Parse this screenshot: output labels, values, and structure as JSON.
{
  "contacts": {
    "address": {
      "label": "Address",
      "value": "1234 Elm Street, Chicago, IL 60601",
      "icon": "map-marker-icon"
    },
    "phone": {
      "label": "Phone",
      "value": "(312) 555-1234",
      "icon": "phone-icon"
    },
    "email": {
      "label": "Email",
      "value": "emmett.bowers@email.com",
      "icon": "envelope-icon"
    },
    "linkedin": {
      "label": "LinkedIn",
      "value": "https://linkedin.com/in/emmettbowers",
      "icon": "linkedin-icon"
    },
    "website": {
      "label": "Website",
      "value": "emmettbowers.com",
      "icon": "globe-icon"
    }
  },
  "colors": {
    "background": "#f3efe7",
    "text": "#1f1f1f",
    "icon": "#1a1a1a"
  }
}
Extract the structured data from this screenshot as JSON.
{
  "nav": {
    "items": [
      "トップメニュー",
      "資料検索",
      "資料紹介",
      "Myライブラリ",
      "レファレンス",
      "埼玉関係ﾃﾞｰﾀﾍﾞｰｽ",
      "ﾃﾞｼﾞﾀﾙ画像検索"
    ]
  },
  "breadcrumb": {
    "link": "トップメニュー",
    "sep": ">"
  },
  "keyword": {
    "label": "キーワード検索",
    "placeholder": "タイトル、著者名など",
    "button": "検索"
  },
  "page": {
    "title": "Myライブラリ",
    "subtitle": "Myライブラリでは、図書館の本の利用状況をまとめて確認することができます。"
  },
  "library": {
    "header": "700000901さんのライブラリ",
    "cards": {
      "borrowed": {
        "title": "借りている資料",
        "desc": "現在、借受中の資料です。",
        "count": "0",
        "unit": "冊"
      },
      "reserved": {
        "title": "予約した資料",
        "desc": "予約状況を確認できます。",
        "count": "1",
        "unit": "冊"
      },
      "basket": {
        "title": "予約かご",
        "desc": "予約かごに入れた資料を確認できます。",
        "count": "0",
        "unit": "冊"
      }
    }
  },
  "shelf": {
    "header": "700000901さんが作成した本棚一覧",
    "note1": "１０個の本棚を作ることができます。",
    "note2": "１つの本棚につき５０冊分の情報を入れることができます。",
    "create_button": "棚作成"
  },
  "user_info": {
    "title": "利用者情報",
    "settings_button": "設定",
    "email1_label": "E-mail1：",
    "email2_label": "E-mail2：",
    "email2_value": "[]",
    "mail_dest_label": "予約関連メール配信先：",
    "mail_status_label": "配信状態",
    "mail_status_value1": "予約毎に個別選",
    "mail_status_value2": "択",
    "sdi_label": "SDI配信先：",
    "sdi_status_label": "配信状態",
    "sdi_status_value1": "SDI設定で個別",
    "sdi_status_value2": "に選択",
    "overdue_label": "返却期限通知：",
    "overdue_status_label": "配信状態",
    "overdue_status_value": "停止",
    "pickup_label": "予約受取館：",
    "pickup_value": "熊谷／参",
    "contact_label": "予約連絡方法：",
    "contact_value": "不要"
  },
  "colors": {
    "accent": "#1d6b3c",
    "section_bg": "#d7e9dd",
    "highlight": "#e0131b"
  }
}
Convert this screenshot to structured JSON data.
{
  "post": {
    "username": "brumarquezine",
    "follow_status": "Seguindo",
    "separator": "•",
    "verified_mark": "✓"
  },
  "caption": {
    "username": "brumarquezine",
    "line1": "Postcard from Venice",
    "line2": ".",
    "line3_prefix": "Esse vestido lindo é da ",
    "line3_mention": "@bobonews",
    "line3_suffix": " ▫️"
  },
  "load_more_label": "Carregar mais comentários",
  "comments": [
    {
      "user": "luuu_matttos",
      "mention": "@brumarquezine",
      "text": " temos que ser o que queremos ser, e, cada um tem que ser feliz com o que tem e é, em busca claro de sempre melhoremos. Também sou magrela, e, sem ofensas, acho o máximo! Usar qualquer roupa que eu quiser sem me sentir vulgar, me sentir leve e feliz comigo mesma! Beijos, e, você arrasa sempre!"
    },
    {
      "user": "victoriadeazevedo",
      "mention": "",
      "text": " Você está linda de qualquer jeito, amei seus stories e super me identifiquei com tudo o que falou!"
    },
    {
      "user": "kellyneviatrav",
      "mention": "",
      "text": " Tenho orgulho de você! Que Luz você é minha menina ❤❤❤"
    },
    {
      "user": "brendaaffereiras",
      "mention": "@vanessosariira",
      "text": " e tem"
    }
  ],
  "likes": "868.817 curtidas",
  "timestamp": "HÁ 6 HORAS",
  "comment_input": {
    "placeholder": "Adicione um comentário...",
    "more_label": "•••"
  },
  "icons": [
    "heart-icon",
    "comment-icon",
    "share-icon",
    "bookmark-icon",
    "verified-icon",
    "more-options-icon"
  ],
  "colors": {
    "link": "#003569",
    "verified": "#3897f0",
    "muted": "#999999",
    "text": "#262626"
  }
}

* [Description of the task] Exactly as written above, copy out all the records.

* [Answer box]
Parse this screenshot: output labels, values, and structure as JSON.
{
  "contacts": {
    "address": {
      "label": "Address",
      "value": "1234 Elm Street, Chicago, IL 60601",
      "icon": "map-marker-icon"
    },
    "phone": {
      "label": "Phone",
      "value": "(312) 555-1234",
      "icon": "phone-icon"
    },
    "email": {
      "label": "Email",
      "value": "emmett.bowers@email.com",
      "icon": "envelope-icon"
    },
    "linkedin": {
      "label": "LinkedIn",
      "value": "https://linkedin.com/in/emmettbowers",
      "icon": "linkedin-icon"
    },
    "website": {
      "label": "Website",
      "value": "emmettbowers.com",
      "icon": "globe-icon"
    }
  },
  "colors": {
    "background": "#f3efe7",
    "text": "#1f1f1f",
    "icon": "#1a1a1a"
  }
}
Extract the structured data from this screenshot as JSON.
{
  "nav": {
    "items": [
      "トップメニュー",
      "資料検索",
      "資料紹介",
      "Myライブラリ",
      "レファレンス",
      "埼玉関係ﾃﾞｰﾀﾍﾞｰｽ",
      "ﾃﾞｼﾞﾀﾙ画像検索"
    ]
  },
  "breadcrumb": {
    "link": "トップメニュー",
    "sep": ">"
  },
  "keyword": {
    "label": "キーワード検索",
    "placeholder": "タイトル、著者名など",
    "button": "検索"
  },
  "page": {
    "title": "Myライブラリ",
    "subtitle": "Myライブラリでは、図書館の本の利用状況をまとめて確認することができます。"
  },
  "library": {
    "header": "700000901さんのライブラリ",
    "cards": {
      "borrowed": {
        "title": "借りている資料",
        "desc": "現在、借受中の資料です。",
        "count": "0",
        "unit": "冊"
      },
      "reserved": {
        "title": "予約した資料",
        "desc": "予約状況を確認できます。",
        "count": "1",
        "unit": "冊"
      },
      "basket": {
        "title": "予約かご",
        "desc": "予約かごに入れた資料を確認できます。",
        "count": "0",
        "unit": "冊"
      }
    }
  },
  "shelf": {
    "header": "700000901さんが作成した本棚一覧",
    "note1": "１０個の本棚を作ることができます。",
    "note2": "１つの本棚につき５０冊分の情報を入れることができます。",
    "create_button": "棚作成"
  },
  "user_info": {
    "title": "利用者情報",
    "settings_button": "設定",
    "email1_label": "E-mail1：",
    "email2_label": "E-mail2：",
    "email2_value": "[]",
    "mail_dest_label": "予約関連メール配信先：",
    "mail_status_label": "配信状態",
    "mail_status_value1": "予約毎に個別選",
    "mail_status_value2": "択",
    "sdi_label": "SDI配信先：",
    "sdi_status_label": "配信状態",
    "sdi_status_value1": "SDI設定で個別",
    "sdi_status_value2": "に選択",
    "overdue_label": "返却期限通知：",
    "overdue_status_label": "配信状態",
    "overdue_status_value": "停止",
    "pickup_label": "予約受取館：",
    "pickup_value": "熊谷／参",
    "contact_label": "予約連絡方法：",
    "contact_value": "不要"
  },
  "colors": {
    "accent": "#1d6b3c",
    "section_bg": "#d7e9dd",
    "highlight": "#e0131b"
  }
}
Convert this screenshot to structured JSON data.
{
  "post": {
    "username": "brumarquezine",
    "follow_status": "Seguindo",
    "separator": "•",
    "verified_mark": "✓"
  },
  "caption": {
    "username": "brumarquezine",
    "line1": "Postcard from Venice",
    "line2": ".",
    "line3_prefix": "Esse vestido lindo é da ",
    "line3_mention": "@bobonews",
    "line3_suffix": " ▫️"
  },
  "load_more_label": "Carregar mais comentários",
  "comments": [
    {
      "user": "luuu_matttos",
      "mention": "@brumarquezine",
      "text": " temos que ser o que queremos ser, e, cada um tem que ser feliz com o que tem e é, em busca claro de sempre melhoremos. Também sou magrela, e, sem ofensas, acho o máximo! Usar qualquer roupa que eu quiser sem me sentir vulgar, me sentir leve e feliz comigo mesma! Beijos, e, você arrasa sempre!"
    },
    {
      "user": "victoriadeazevedo",
      "mention": "",
      "text": " Você está linda de qualquer jeito, amei seus stories e super me identifiquei com tudo o que falou!"
    },
    {
      "user": "kellyneviatrav",
      "mention": "",
      "text": " Tenho orgulho de você! Que Luz você é minha menina ❤❤❤"
    },
    {
      "user": "brendaaffereiras",
      "mention": "@vanessosariira",
      "text": " e tem"
    }
  ],
  "likes": "868.817 curtidas",
  "timestamp": "HÁ 6 HORAS",
  "comment_input": {
    "placeholder": "Adicione um comentário...",
    "more_label": "•••"
  },
  "icons": [
    "heart-icon",
    "comment-icon",
    "share-icon",
    "bookmark-icon",
    "verified-icon",
    "more-options-icon"
  ],
  "colors": {
    "link": "#003569",
    "verified": "#3897f0",
    "muted": "#999999",
    "text": "#262626"
  }
}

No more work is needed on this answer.